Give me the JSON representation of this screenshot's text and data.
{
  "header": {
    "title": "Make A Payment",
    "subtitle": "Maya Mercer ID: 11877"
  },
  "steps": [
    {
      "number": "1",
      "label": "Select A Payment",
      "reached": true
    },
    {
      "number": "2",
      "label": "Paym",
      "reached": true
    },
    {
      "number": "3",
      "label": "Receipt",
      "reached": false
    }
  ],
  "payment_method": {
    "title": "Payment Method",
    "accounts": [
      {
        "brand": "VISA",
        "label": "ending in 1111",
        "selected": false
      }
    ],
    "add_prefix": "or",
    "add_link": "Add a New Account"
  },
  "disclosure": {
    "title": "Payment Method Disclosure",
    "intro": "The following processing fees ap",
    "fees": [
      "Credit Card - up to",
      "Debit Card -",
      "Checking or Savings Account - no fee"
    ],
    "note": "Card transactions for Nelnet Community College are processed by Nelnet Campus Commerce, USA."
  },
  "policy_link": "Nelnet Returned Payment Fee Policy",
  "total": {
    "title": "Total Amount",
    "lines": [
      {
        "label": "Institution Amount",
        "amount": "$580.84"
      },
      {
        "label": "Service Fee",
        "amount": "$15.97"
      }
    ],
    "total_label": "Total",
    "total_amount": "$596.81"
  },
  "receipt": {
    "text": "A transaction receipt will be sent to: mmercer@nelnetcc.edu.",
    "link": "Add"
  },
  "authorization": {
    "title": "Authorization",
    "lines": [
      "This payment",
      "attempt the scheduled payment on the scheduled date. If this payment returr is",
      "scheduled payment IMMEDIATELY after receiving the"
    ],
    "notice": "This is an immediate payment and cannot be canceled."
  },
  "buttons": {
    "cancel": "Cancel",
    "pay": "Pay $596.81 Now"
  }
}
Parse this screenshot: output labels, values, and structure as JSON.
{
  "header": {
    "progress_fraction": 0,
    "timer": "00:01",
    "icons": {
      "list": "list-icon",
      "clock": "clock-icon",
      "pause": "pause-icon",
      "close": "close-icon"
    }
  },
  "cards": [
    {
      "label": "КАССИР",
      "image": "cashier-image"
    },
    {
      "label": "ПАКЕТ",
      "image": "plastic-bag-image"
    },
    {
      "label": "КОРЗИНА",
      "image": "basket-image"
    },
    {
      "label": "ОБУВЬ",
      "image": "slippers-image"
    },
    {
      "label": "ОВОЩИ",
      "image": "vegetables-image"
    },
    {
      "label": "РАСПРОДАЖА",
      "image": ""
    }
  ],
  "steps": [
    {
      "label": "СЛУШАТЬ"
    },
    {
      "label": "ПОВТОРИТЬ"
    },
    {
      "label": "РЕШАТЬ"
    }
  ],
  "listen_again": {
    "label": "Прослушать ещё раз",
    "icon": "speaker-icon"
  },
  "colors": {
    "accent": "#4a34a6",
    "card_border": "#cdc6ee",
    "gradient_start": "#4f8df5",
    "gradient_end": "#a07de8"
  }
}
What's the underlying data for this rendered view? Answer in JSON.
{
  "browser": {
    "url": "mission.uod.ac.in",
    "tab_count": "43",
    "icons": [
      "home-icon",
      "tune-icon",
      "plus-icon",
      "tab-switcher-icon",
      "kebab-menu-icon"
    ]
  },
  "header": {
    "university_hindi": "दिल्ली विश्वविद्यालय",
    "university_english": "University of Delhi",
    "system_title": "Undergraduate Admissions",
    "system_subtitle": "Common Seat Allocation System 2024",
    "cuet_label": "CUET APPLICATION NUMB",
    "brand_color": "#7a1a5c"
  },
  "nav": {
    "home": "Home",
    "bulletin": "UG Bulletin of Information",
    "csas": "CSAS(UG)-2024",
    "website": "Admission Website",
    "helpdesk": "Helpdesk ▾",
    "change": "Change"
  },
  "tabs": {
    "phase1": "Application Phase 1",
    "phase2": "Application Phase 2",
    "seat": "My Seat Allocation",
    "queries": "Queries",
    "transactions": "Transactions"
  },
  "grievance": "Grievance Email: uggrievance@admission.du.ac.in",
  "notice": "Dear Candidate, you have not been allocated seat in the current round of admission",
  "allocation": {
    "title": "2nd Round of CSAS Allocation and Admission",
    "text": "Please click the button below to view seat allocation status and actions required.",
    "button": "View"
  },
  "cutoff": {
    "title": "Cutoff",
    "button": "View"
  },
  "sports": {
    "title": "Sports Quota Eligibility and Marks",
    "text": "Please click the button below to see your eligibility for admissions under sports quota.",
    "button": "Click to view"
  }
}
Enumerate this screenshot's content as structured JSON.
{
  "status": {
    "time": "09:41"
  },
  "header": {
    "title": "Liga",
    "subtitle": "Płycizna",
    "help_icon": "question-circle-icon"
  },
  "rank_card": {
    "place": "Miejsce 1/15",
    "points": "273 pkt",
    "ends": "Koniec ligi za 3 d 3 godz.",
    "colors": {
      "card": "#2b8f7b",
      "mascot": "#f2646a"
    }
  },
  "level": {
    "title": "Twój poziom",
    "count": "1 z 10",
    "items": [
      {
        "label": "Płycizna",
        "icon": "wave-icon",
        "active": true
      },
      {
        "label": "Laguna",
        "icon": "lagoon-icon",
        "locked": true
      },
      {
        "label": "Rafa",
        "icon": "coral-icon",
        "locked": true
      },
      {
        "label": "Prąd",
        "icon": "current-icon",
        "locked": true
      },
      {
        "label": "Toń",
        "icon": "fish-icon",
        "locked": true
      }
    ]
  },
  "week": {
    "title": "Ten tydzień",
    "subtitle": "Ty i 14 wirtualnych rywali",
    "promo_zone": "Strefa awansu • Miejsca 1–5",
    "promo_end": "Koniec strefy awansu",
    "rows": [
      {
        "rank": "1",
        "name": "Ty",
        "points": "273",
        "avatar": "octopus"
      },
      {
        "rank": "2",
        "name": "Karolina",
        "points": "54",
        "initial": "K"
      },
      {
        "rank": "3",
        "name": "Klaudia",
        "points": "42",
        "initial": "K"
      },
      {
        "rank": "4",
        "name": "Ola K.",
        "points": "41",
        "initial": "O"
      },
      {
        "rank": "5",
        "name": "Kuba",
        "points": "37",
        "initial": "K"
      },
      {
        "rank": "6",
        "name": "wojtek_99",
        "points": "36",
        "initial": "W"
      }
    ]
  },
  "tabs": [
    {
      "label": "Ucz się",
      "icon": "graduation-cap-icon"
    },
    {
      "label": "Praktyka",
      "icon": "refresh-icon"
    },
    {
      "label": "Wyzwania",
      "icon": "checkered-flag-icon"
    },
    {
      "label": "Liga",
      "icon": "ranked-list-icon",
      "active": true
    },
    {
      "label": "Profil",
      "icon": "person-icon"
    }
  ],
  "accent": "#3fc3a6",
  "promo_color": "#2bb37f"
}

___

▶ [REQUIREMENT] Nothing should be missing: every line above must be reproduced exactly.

▶ [SOLUTION BELOW]
Give me the JSON representation of this screenshot's text and data.
{
  "header": {
    "title": "Make A Payment",
    "subtitle": "Maya Mercer ID: 11877"
  },
  "steps": [
    {
      "number": "1",
      "label": "Select A Payment",
      "reached": true
    },
    {
      "number": "2",
      "label": "Paym",
      "reached": true
    },
    {
      "number": "3",
      "label": "Receipt",
      "reached": false
    }
  ],
  "payment_method": {
    "title": "Payment Method",
    "accounts": [
      {
        "brand": "VISA",
        "label": "ending in 1111",
        "selected": false
      }
    ],
    "add_prefix": "or",
    "add_link": "Add a New Account"
  },
  "disclosure": {
    "title": "Payment Method Disclosure",
    "intro": "The following processing fees ap",
    "fees": [
      "Credit Card - up to",
      "Debit Card -",
      "Checking or Savings Account - no fee"
    ],
    "note": "Card transactions for Nelnet Community College are processed by Nelnet Campus Commerce, USA."
  },
  "policy_link": "Nelnet Returned Payment Fee Policy",
  "total": {
    "title": "Total Amount",
    "lines": [
      {
        "label": "Institution Amount",
        "amount": "$580.84"
      },
      {
        "label": "Service Fee",
        "amount": "$15.97"
      }
    ],
    "total_label": "Total",
    "total_amount": "$596.81"
  },
  "receipt": {
    "text": "A transaction receipt will be sent to: mmercer@nelnetcc.edu.",
    "link": "Add"
  },
  "authorization": {
    "title": "Authorization",
    "lines": [
      "This payment",
      "attempt the scheduled payment on the scheduled date. If this payment returr is",
      "scheduled payment IMMEDIATELY after receiving the"
    ],
    "notice": "This is an immediate payment and cannot be canceled."
  },
  "buttons": {
    "cancel": "Cancel",
    "pay": "Pay $596.81 Now"
  }
}
Parse this screenshot: output labels, values, and structure as JSON.
{
  "header": {
    "progress_fraction": 0,
    "timer": "00:01",
    "icons": {
      "list": "list-icon",
      "clock": "clock-icon",
      "pause": "pause-icon",
      "close": "close-icon"
    }
  },
  "cards": [
    {
      "label": "КАССИР",
      "image": "cashier-image"
    },
    {
      "label": "ПАКЕТ",
      "image": "plastic-bag-image"
    },
    {
      "label": "КОРЗИНА",
      "image": "basket-image"
    },
    {
      "label": "ОБУВЬ",
      "image": "slippers-image"
    },
    {
      "label": "ОВОЩИ",
      "image": "vegetables-image"
    },
    {
      "label": "РАСПРОДАЖА",
      "image": ""
    }
  ],
  "steps": [
    {
      "label": "СЛУШАТЬ"
    },
    {
      "label": "ПОВТОРИТЬ"
    },
    {
      "label": "РЕШАТЬ"
    }
  ],
  "listen_again": {
    "label": "Прослушать ещё раз",
    "icon": "speaker-icon"
  },
  "colors": {
    "accent": "#4a34a6",
    "card_border": "#cdc6ee",
    "gradient_start": "#4f8df5",
    "gradient_end": "#a07de8"
  }
}
What's the underlying data for this rendered view? Answer in JSON.
{
  "browser": {
    "url": "mission.uod.ac.in",
    "tab_count": "43",
    "icons": [
      "home-icon",
      "tune-icon",
      "plus-icon",
      "tab-switcher-icon",
      "kebab-menu-icon"
    ]
  },
  "header": {
    "university_hindi": "दिल्ली विश्वविद्यालय",
    "university_english": "University of Delhi",
    "system_title": "Undergraduate Admissions",
    "system_subtitle": "Common Seat Allocation System 2024",
    "cuet_label": "CUET APPLICATION NUMB",
    "brand_color": "#7a1a5c"
  },
  "nav": {
    "home": "Home",
    "bulletin": "UG Bulletin of Information",
    "csas": "CSAS(UG)-2024",
    "website": "Admission Website",
    "helpdesk": "Helpdesk ▾",
    "change": "Change"
  },
  "tabs": {
    "phase1": "Application Phase 1",
    "phase2": "Application Phase 2",
    "seat": "My Seat Allocation",
    "queries": "Queries",
    "transactions": "Transactions"
  },
  "grievance": "Grievance Email: uggrievance@admission.du.ac.in",
  "notice": "Dear Candidate, you have not been allocated seat in the current round of admission",
  "allocation": {
    "title": "2nd Round of CSAS Allocation and Admission",
    "text": "Please click the button below to view seat allocation status and actions required.",
    "button": "View"
  },
  "cutoff": {
    "title": "Cutoff",
    "button": "View"
  },
  "sports": {
    "title": "Sports Quota Eligibility and Marks",
    "text": "Please click the button below to see your eligibility for admissions under sports quota.",
    "button": "Click to view"
  }
}
Enumerate this screenshot's content as structured JSON.
{
  "status": {
    "time": "09:41"
  },
  "header": {
    "title": "Liga",
    "subtitle": "Płycizna",
    "help_icon": "question-circle-icon"
  },
  "rank_card": {
    "place": "Miejsce 1/15",
    "points": "273 pkt",
    "ends": "Koniec ligi za 3 d 3 godz.",
    "colors": {
      "card": "#2b8f7b",
      "mascot": "#f2646a"
    }
  },
  "level": {
    "title": "Twój poziom",
    "count": "1 z 10",
    "items": [
      {
        "label": "Płycizna",
        "icon": "wave-icon",
        "active": true
      },
      {
        "label": "Laguna",
        "icon": "lagoon-icon",
        "locked": true
      },
      {
        "label": "Rafa",
        "icon": "coral-icon",
        "locked": true
      },
      {
        "label": "Prąd",
        "icon": "current-icon",
        "locked": true
      },
      {
        "label": "Toń",
        "icon": "fish-icon",
        "locked": true
      }
    ]
  },
  "week": {
    "title": "Ten tydzień",
    "subtitle": "Ty i 14 wirtualnych rywali",
    "promo_zone": "Strefa awansu • Miejsca 1–5",
    "promo_end": "Koniec strefy awansu",
    "rows": [
      {
        "rank": "1",
        "name": "Ty",
        "points": "273",
        "avatar": "octopus"
      },
      {
        "rank": "2",
        "name": "Karolina",
        "points": "54",
        "initial": "K"
      },
      {
        "rank": "3",
        "name": "Klaudia",
        "points": "42",
        "initial": "K"
      },
      {
        "rank": "4",
        "name": "Ola K.",
        "points": "41",
        "initial": "O"
      },
      {
        "rank": "5",
        "name": "Kuba",
        "points": "37",
        "initial": "K"
      },
      {
        "rank": "6",
        "name": "wojtek_99",
        "points": "36",
        "initial": "W"
      }
    ]
  },
  "tabs": [
    {
      "label": "Ucz się",
      "icon": "graduation-cap-icon"
    },
    {
      "label": "Praktyka",
      "icon": "refresh-icon"
    },
    {
      "label": "Wyzwania",
      "icon": "checkered-flag-icon"
    },
    {
      "label": "Liga",
      "icon": "ranked-list-icon",
      "active": true
    },
    {
      "label": "Profil",
      "icon": "person-icon"
    }
  ],
  "accent": "#3fc3a6",
  "promo_color": "#2bb37f"
}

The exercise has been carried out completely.